**WHAT IS NEEDED**
Treat the line containing "Parse this screenshot: output" as the first line of the answer and the last line of the data as its final line, reproducing every line between exactly.

**EXERCISE DATA**
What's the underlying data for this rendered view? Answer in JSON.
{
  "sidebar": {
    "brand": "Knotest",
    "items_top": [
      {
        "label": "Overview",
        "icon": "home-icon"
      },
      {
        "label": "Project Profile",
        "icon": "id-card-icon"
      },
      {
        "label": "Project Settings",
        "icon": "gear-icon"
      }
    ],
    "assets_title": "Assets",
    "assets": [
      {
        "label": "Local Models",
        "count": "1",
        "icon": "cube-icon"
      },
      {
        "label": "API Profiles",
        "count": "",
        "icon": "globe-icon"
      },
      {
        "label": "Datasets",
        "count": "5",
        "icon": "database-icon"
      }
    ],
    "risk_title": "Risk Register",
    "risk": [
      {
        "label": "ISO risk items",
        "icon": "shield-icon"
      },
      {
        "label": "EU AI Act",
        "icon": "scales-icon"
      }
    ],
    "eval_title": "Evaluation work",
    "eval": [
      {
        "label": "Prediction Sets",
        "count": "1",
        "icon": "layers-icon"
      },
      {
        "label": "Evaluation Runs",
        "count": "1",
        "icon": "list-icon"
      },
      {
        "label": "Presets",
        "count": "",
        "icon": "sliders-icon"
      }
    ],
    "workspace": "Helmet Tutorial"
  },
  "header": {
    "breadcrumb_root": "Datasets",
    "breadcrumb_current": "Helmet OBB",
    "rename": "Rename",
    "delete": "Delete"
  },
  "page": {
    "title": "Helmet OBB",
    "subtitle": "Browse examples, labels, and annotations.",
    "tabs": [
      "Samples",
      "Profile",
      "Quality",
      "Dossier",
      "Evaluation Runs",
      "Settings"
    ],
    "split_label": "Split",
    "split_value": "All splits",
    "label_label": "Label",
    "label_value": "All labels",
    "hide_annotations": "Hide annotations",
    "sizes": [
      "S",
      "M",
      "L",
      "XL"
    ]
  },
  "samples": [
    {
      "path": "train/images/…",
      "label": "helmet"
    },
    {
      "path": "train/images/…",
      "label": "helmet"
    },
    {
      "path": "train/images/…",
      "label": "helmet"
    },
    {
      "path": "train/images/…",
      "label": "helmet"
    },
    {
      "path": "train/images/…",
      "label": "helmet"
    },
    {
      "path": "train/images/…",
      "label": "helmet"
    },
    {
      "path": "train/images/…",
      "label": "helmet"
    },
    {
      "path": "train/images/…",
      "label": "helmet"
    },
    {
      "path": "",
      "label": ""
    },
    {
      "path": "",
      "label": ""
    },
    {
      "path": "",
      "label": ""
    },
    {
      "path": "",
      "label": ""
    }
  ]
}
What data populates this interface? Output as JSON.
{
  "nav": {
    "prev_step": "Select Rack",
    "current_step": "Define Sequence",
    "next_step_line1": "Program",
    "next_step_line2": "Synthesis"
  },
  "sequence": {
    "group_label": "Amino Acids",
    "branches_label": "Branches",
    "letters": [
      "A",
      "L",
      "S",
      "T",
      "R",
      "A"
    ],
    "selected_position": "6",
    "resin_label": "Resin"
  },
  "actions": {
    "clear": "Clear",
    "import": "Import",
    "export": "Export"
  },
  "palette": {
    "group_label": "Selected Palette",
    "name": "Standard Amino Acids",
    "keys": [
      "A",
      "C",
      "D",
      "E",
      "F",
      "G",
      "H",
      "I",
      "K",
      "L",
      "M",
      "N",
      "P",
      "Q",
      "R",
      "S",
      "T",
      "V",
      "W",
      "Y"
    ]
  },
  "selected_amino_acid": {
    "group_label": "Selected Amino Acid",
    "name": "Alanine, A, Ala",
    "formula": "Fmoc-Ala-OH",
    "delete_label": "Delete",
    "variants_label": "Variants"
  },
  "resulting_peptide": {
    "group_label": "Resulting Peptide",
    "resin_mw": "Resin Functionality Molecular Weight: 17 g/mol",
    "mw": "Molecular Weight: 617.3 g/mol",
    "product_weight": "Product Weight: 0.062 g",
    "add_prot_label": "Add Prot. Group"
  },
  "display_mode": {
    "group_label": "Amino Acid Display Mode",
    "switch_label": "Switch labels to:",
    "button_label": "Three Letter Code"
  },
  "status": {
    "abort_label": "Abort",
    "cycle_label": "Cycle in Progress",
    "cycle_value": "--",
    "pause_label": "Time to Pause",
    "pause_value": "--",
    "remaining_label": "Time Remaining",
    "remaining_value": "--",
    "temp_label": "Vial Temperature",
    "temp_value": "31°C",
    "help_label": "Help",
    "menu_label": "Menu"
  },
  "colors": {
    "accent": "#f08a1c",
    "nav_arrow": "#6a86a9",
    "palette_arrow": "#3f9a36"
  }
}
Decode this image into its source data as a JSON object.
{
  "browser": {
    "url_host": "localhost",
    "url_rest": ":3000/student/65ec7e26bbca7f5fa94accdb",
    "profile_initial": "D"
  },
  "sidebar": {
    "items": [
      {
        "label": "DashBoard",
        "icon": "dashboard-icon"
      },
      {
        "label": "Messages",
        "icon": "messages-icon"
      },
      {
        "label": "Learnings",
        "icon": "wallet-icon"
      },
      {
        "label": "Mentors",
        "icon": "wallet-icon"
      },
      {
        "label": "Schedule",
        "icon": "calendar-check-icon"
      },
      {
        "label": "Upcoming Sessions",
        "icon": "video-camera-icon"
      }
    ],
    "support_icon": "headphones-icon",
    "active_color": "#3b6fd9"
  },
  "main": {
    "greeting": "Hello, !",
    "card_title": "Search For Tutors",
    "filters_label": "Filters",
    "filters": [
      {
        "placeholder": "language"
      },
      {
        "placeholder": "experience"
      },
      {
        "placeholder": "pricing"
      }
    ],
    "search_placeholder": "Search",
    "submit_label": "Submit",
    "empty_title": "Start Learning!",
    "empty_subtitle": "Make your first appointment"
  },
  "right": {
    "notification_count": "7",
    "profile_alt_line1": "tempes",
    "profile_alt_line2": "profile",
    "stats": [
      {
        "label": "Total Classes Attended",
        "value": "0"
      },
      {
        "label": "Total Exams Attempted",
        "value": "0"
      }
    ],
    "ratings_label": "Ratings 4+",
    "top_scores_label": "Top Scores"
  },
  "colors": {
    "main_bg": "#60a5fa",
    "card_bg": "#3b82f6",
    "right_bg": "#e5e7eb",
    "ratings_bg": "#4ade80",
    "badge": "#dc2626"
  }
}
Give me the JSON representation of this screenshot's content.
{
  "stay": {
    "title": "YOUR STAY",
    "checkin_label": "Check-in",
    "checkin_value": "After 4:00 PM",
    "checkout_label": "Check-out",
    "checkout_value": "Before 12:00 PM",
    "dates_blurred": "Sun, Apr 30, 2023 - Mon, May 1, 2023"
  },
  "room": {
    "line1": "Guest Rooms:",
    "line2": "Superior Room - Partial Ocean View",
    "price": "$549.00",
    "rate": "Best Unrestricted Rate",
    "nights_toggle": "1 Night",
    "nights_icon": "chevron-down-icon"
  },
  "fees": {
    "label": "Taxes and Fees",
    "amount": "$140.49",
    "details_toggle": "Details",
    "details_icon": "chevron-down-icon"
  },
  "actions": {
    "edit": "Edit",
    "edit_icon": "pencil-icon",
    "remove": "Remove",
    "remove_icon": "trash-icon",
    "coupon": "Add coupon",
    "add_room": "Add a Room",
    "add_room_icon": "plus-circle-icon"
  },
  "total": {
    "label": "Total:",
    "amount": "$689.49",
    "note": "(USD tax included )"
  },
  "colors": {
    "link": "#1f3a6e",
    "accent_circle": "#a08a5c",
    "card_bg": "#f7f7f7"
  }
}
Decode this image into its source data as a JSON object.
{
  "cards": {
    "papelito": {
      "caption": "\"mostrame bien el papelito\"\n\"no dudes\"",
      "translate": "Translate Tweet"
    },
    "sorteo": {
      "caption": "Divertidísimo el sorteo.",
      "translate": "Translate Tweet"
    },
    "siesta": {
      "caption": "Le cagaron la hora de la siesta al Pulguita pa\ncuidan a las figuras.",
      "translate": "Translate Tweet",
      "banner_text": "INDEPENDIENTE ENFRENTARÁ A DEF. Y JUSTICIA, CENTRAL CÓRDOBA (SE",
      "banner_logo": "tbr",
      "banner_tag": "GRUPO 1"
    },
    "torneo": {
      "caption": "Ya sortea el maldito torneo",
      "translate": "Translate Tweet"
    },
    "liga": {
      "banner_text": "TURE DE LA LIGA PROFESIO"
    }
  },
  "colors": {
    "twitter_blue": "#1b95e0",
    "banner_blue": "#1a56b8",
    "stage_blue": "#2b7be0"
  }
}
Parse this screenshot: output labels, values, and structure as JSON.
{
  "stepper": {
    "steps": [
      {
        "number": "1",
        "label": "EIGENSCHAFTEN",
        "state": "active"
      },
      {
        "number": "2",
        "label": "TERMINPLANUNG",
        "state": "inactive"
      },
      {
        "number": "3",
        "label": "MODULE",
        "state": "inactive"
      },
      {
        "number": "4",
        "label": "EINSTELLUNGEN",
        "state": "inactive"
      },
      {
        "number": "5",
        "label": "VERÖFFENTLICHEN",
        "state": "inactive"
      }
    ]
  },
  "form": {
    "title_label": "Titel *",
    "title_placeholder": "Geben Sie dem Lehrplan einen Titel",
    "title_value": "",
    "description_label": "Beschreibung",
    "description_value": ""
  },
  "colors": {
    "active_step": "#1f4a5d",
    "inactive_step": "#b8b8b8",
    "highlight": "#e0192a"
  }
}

**WRITTEN ANSWER**
Parse this screenshot: output labels, values, and structure as JSON.
{
  "stepper": {
    "steps": [
      {
        "number": "1",
        "label": "EIGENSCHAFTEN",
        "state": "active"
      },
      {
        "number": "2",
        "label": "TERMINPLANUNG",
        "state": "inactive"
      },
      {
        "number": "3",
        "label": "MODULE",
        "state": "inactive"
      },
      {
        "number": "4",
        "label": "EINSTELLUNGEN",
        "state": "inactive"
      },
      {
        "number": "5",
        "label": "VERÖFFENTLICHEN",
        "state": "inactive"
      }
    ]
  },
  "form": {
    "title_label": "Titel *",
    "title_placeholder": "Geben Sie dem Lehrplan einen Titel",
    "title_value": "",
    "description_label": "Beschreibung",
    "description_value": ""
  },
  "colors": {
    "active_step": "#1f4a5d",
    "inactive_step": "#b8b8b8",
    "highlight": "#e0192a"
  }
}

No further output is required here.